|Sep 17, 2003||REMI||Maintenance fee reminder mailed|
|Mar 1, 2004||LAPS||Lapse for failure to pay maintenance fees|
|Apr 27, 2004||FP||Expired due to failure to pay maintenance fee|
Effective date: 20040229
|Apr 11, 2006||AS||Assignment|
Owner name: CHAMBERLAIN AUSTRALIA PTY LTD., AUSTRALIA
Free format text: ASSIGNMENT OF ASSIGNORS INTEREST;ASSIGNORS:GRIFCO INTERNATIONAL PTY LTD.;CHARLES H. GRIFFITH & CO PTY LTD.;REEL/FRAME:017448/0647
Effective date: 20060224
Owner name: CHAMBERLAIN AUSTRALIA PTY LTD., AUSTRALIA

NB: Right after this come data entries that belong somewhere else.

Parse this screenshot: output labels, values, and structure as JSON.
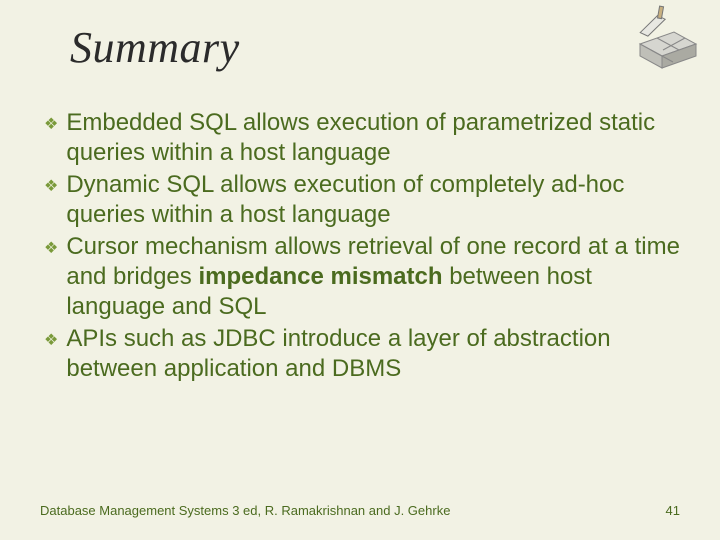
{
  "title": "Summary",
  "bullets": [
    {
      "pre": "Embedded SQL allows execution of parametrized static queries within a host language",
      "bold": "",
      "post": ""
    },
    {
      "pre": "Dynamic SQL allows execution of completely ad-hoc queries within a host language",
      "bold": "",
      "post": ""
    },
    {
      "pre": "Cursor mechanism allows retrieval of one record at a time and bridges ",
      "bold": "impedance mismatch",
      "post": " between host language and SQL"
    },
    {
      "pre": "APIs such as JDBC introduce a layer of abstraction between application and DBMS",
      "bold": "",
      "post": ""
    }
  ],
  "footer": {
    "left": "Database Management Systems 3 ed,  R. Ramakrishnan and J. Gehrke",
    "right": "41"
  },
  "bullet_glyph": "❖"
}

Free format text: ASSIGNMENT OF ASSIGNORS INTEREST;ASSIGNOR:NICHOLSON, SCOTT;REEL/FRAME:017448/0838
Effective date: 20060224